I only have one child, so you would think that I don't have deal with jealousy issues.
Well, somehow my son managed to be jealous to his father, cousins, random adults and even the phone.
Just when I would be talking in the phone, in the middle of the conversation, he would come to me to ask something.
Nothing really important, just some random fact or piece of information he supposedly needed just now.
Proverbs 22:6 Train up a child in the way he should go; even when he is old he will not depart from it.
Or he would be shouting mom, I need help. I need a sandwich. I want you to see this, just about anything urgent, according to him.

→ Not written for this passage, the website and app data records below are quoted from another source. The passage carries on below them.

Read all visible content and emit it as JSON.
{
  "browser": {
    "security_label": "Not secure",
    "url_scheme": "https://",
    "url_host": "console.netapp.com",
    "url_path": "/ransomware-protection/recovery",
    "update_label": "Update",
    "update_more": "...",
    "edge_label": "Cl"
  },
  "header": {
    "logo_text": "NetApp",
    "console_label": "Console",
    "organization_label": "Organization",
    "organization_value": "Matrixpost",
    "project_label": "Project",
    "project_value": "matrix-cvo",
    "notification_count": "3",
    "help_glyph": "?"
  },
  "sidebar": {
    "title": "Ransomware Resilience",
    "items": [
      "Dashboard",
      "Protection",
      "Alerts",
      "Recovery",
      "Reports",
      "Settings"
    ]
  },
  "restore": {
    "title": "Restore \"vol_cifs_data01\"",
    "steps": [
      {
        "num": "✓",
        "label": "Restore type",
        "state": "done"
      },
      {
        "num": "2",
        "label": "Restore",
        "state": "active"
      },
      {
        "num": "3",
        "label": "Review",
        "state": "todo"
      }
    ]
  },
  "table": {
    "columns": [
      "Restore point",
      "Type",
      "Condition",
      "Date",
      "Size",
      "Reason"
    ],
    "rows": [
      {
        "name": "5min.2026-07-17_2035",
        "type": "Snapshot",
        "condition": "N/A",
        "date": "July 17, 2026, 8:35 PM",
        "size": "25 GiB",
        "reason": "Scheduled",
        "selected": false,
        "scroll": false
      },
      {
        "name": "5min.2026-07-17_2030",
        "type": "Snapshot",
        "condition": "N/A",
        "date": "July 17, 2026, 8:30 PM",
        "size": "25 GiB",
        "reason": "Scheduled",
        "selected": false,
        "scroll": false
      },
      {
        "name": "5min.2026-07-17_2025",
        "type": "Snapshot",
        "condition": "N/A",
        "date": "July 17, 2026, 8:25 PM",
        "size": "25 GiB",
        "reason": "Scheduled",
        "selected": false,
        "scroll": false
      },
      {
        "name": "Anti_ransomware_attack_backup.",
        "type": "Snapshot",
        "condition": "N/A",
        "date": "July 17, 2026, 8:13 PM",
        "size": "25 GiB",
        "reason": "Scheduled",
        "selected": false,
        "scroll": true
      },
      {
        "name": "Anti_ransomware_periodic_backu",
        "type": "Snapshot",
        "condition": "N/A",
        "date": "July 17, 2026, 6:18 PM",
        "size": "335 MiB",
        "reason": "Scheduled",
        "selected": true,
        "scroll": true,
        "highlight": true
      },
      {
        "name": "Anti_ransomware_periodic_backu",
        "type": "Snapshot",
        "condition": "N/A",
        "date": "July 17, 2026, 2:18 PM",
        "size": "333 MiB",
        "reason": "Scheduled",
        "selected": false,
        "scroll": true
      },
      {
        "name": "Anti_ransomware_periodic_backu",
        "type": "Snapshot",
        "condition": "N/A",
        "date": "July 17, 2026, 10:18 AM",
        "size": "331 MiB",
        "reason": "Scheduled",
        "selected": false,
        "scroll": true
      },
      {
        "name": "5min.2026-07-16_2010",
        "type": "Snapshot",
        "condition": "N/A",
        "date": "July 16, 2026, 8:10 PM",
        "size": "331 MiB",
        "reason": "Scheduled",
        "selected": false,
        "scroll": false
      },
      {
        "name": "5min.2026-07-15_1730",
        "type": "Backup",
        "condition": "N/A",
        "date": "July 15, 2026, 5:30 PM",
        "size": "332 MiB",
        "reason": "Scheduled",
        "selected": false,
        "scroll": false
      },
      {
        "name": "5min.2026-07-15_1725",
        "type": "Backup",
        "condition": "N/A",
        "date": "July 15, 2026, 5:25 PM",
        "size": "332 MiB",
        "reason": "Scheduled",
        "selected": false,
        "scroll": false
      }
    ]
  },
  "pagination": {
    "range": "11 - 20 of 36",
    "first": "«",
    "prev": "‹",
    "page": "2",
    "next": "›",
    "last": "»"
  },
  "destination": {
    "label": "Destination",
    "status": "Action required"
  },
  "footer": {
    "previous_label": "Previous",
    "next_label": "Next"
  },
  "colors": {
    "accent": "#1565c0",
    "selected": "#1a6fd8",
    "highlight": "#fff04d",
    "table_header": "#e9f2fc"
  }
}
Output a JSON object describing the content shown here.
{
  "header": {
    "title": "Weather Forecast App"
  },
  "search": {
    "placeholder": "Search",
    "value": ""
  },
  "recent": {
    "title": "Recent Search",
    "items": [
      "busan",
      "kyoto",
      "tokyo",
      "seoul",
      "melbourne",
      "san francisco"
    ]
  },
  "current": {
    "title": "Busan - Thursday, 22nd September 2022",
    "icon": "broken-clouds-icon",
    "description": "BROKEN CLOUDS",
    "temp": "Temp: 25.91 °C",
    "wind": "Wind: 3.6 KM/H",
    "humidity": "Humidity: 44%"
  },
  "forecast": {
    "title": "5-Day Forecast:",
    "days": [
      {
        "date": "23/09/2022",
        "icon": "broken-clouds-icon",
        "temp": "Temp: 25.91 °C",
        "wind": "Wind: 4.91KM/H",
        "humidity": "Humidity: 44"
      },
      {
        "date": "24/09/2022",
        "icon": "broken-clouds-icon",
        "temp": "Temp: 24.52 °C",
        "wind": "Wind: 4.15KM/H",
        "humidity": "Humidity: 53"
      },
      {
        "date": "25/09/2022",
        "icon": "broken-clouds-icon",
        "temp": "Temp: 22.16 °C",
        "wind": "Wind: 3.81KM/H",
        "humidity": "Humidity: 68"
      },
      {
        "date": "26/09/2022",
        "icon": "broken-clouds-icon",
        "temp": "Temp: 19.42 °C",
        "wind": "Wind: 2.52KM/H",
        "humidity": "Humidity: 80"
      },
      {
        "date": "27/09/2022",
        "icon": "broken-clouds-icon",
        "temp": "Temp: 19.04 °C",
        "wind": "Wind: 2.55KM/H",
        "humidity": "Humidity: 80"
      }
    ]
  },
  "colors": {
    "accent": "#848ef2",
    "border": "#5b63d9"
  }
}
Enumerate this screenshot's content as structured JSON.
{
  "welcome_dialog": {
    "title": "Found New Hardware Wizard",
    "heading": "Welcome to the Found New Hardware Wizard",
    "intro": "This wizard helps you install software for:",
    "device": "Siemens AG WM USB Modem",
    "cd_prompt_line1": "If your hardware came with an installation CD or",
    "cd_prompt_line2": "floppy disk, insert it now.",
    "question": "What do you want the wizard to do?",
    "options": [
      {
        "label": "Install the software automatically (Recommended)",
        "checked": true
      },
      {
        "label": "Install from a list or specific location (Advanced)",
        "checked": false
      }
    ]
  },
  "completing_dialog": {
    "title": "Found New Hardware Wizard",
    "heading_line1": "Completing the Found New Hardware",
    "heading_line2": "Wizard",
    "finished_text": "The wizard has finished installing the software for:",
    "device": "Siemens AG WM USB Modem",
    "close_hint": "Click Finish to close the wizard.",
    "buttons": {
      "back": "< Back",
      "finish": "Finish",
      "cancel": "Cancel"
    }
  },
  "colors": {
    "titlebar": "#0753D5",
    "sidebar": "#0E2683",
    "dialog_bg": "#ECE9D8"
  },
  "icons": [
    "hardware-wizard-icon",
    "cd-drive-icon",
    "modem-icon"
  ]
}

The situation would escalate to me yelling at him to be quiet while I talked on the phone and him yelling me back or crying his eyes out because I was a bad mother.
He would actually say that to me, you are a bad mother, he would scream me.
Let me tell you that it can break your heart hear your six year old son, sobbing his heart out and telling you that you are a bad mother.
|Deuteronomy 6:7 You shall teach them diligently to your children, and shall talk of them when you sit in your house, and when you walk by the way, and when you lie down, and when you rise.|
Other moms would tell me that it would pass.
That their children would do it also.
That it was normal and he just wanted the attention.
I knew he wanted the attention.
But what I didn’t know was, how to give him a feeling that I was there for him but that at that moment I had to attend to someone else.
How to teach him to be considerate, to see things from other person’s point of view, without a sibling?
Finally I had to sit down and pray.
The situation was out of hand.
I was going against my principles.
I was shouting at my son, getting angry at him.
And he was interpreting it as I didn’t love him, that he didn’t matter enough to me to leave the phone or the other person and give him my attention.
He wanted to be the center of my attention.
But he was at an age that he needed to learn to wait his turn.
I had been practicing a stern look with him.
I have always loved Mary Poppins movies and movies and books about nannies and how they would just look someone and they’d be quiet at once.
I thought that was phenomenal.
I didn’t want my son to be afraid of me and calm down because of that.
But I wanted to give him a bodily sign that what he was doing was incorrect; instead of trying to yell harder than he was shouting.
So, I tried the same thing with the phone.
|A wise person truly said, “It ought to be as impossible to forget that there is a Christian in the house as it is to forget that there is a ten-year-old boy in it.” ~ Roger J. Squire|
I would raise my hand, sort of talk to the hand gesture, combined with the stern look.
Besides this I had a talk with him where I explained that it was impolite of him to interrupt when I was talking with other people or on the phone.
I explained that he was the most important thing for me but he needed to wait his turn.
Then I promised to give him my full attention.
When I was a child, I remember how disappointed I was when my parents wouldn’t keep their promises, no matter how tiny things they were.
Matthew 7:12 “So whatever you wish that others would do to you, do also to them, for this is the Law and the Prophets.
This is why I have an absolute, if you give a promise you must keep it, no matter the cost policy.
I never want my son to lose his confidence in me.
If I promise something, I’ll keep it, period.
So, every time, he would stand there.
Looking at me with his big eyes, his lips trembling, sometimes his whole body trembling with the energy charge.
Sometimes he would start talking and I would give him another look.
And when I ended the phone conversation my time would be just for him.
It was hard, for us both.
But what I learned is that the most precious thing for my son was my time and attention.
That was what he craved for and that was all that he wanted.
Maybe it was a minute that he would invent something he supposed came to tell me and run back outside to play.
Maybe it would be five minutes to make him a sandwich and watch him eat it.
Maybe it would take half an hour of reading with him or sitting next to him while he watched the TV.
Listen, my son, to your father’s instruction and do not forsake your mother’s teaching.
But if I gave him the time when he asked, he would be perfectly happy to continue without me.
Now he’s bigger and he doesn’t ask my time and attention the same way.
And to tell the truth, it makes me sad.
He’s almost ten, so it’s time he learns to be more independent, to do more things by himself, to not to depend on me.
But being the most important person for your child is something precious.
Something that nothing else can replace.
And I miss it. I miss my baby.